This one is also well written. I liked it better than Keane's book. The witchcraft stuff is pretty well handled, also, and the academic details are legit.
Conrad Richter, The Awakening Land
I found this one on the shelves of our local library. It's a trilogy, and apparently Richter won the Pulitzer for the last volume. The three volumes are The Trees, The Fields, and The Town, and it follows a woman, Sayward Luckett (later Wheeler) from the age of 15 until her death. Her father traipses the family out to Ohio, in the days when the state was solid with old-growth forest. Her mother dies almost at once, her little sister is captured by the Indians, her father runs off and leaves them. That's just the first half of the first book.

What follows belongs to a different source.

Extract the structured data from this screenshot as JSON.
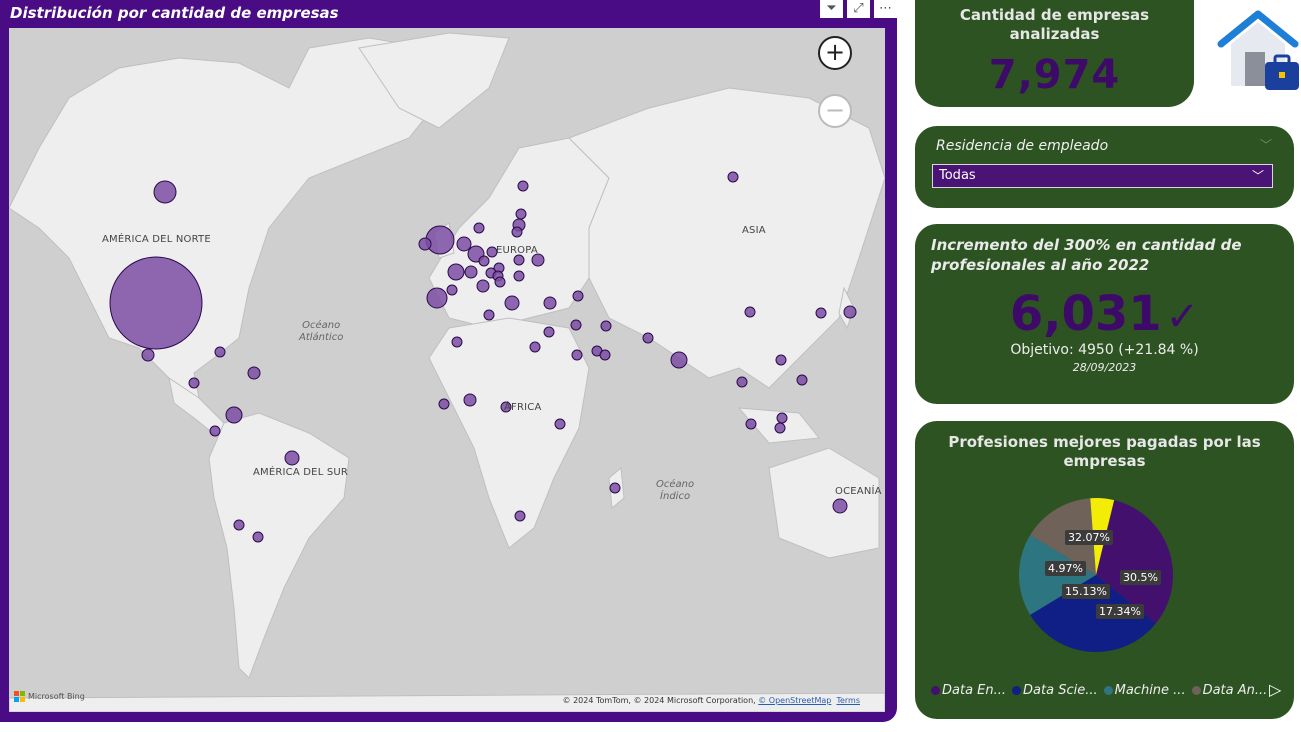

This is a Brave-Little-Tailor story, a kind of a soap opera. Richter does a really good job of creating characters and a community. It was written in the 1940s, and there's some depressing racism, involving the Indians, mostly. Richter got his material from listening to family stories, apparently, and he was probably just a little too gullible about believing those stories, not to mention a little too willing to forgive bigotry.
The white characters are pretty good. The Indians, not so much. It's a nice big fat book, though, so if you're always desperate for something to read, as I am, this will keep you happy for a day or two.
Nancy E. Turner, These is My Words
Another American-settlers soap opera. I think I like this one better than Richter's, though the two main characters are a lot alike, and the narrative is basically the same. Young woman moves to the frontier, starts from poverty, ends up (through hard work and gumption) very wealthy. Again, the community here is well done, and the story rockets along.
The main character, Sarah Prine, has a nicely done romance with a captain in the Army. There's a minor sexual-assault-as-hotness, and of course Captain Elliot fought in the Civil War on the Confederate side, because of course he did. But other than that, this was a lot of fun, if a little unbelievable in spots.
Also much less racism and much less erasure of American Indians / Latino people.